■ Stored items from a collection
▶
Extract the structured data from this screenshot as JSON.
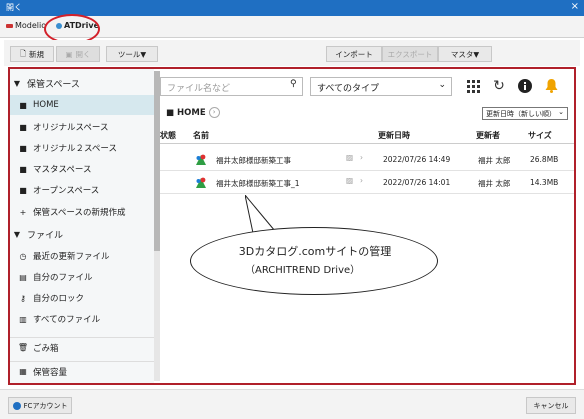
{
  "window": {
    "title": "開く",
    "close": "×"
  },
  "tabs": [
    {
      "label": "Modelio"
    },
    {
      "label": "ATDrive"
    }
  ],
  "toolbar": {
    "new_label": "新規",
    "open_label": "開く",
    "tools_label": "ツール▼",
    "import_label": "インポート",
    "export_label": "エクスポート",
    "master_label": "マスタ▼"
  },
  "sidebar": {
    "items": [
      {
        "icon": "▼",
        "label": "保管スペース"
      },
      {
        "icon": "■",
        "label": "HOME"
      },
      {
        "icon": "■",
        "label": "オリジナルスペース"
      },
      {
        "icon": "■",
        "label": "オリジナル２スペース"
      },
      {
        "icon": "■",
        "label": "マスタスペース"
      },
      {
        "icon": "■",
        "label": "オープンスペース"
      },
      {
        "icon": "+",
        "label": "保管スペースの新規作成"
      },
      {
        "icon": "▼",
        "label": "ファイル"
      },
      {
        "icon": "◷",
        "label": "最近の更新ファイル"
      },
      {
        "icon": "▤",
        "label": "自分のファイル"
      },
      {
        "icon": "⚷",
        "label": "自分のロック"
      },
      {
        "icon": "▥",
        "label": "すべてのファイル"
      },
      {
        "icon": "🗑",
        "label": "ごみ箱"
      },
      {
        "icon": "▦",
        "label": "保管容量"
      }
    ]
  },
  "search": {
    "placeholder": "ファイル名など"
  },
  "filter": {
    "type_selected": "すべてのタイプ"
  },
  "breadcrumb": {
    "label": "HOME"
  },
  "sort": {
    "selected": "更新日時（新しい順）"
  },
  "table": {
    "headers": [
      "状態",
      "名前",
      "更新日時",
      "更新者",
      "サイズ"
    ],
    "rows": [
      {
        "name": "福井太郎様邸新築工事",
        "date": "2022/07/26 14:49",
        "user": "福井 太郎",
        "size": "26.8MB"
      },
      {
        "name": "福井太郎様邸新築工事_1",
        "date": "2022/07/26 14:01",
        "user": "福井 太郎",
        "size": "14.3MB"
      }
    ]
  },
  "callout": {
    "line1": "3Dカタログ.comサイトの管理",
    "line2": "（ARCHITREND Drive）"
  },
  "footer": {
    "account_label": "FCアカウント",
    "cancel_label": "キャンセル"
  },
  "colors": {
    "titlebar": "#1f6fc2",
    "highlight_ring": "#d3202a",
    "main_border": "#b0202a",
    "sidebar_selected": "#d6e8ee",
    "bell": "#f0a300"
  }
}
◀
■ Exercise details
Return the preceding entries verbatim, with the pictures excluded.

■ Solved problem
Extract the structured data from this screenshot as JSON.
{
  "window": {
    "title": "開く",
    "close": "×"
  },
  "tabs": [
    {
      "label": "Modelio"
    },
    {
      "label": "ATDrive"
    }
  ],
  "toolbar": {
    "new_label": "新規",
    "open_label": "開く",
    "tools_label": "ツール▼",
    "import_label": "インポート",
    "export_label": "エクスポート",
    "master_label": "マスタ▼"
  },
  "sidebar": {
    "items": [
      {
        "icon": "▼",
        "label": "保管スペース"
      },
      {
        "icon": "■",
        "label": "HOME"
      },
      {
        "icon": "■",
        "label": "オリジナルスペース"
      },
      {
        "icon": "■",
        "label": "オリジナル２スペース"
      },
      {
        "icon": "■",
        "label": "マスタスペース"
      },
      {
        "icon": "■",
        "label": "オープンスペース"
      },
      {
        "icon": "+",
        "label": "保管スペースの新規作成"
      },
      {
        "icon": "▼",
        "label": "ファイル"
      },
      {
        "icon": "◷",
        "label": "最近の更新ファイル"
      },
      {
        "icon": "▤",
        "label": "自分のファイル"
      },
      {
        "icon": "⚷",
        "label": "自分のロック"
      },
      {
        "icon": "▥",
        "label": "すべてのファイル"
      },
      {
        "icon": "🗑",
        "label": "ごみ箱"
      },
      {
        "icon": "▦",
        "label": "保管容量"
      }
    ]
  },
  "search": {
    "placeholder": "ファイル名など"
  },
  "filter": {
    "type_selected": "すべてのタイプ"
  },
  "breadcrumb": {
    "label": "HOME"
  },
  "sort": {
    "selected": "更新日時（新しい順）"
  },
  "table": {
    "headers": [
      "状態",
      "名前",
      "更新日時",
      "更新者",
      "サイズ"
    ],
    "rows": [
      {
        "name": "福井太郎様邸新築工事",
        "date": "2022/07/26 14:49",
        "user": "福井 太郎",
        "size": "26.8MB"
      },
      {
        "name": "福井太郎様邸新築工事_1",
        "date": "2022/07/26 14:01",
        "user": "福井 太郎",
        "size": "14.3MB"
      }
    ]
  },
  "callout": {
    "line1": "3Dカタログ.comサイトの管理",
    "line2": "（ARCHITREND Drive）"
  },
  "footer": {
    "account_label": "FCアカウント",
    "cancel_label": "キャンセル"
  },
  "colors": {
    "titlebar": "#1f6fc2",
    "highlight_ring": "#d3202a",
    "main_border": "#b0202a",
    "sidebar_selected": "#d6e8ee",
    "bell": "#f0a300"
  }
}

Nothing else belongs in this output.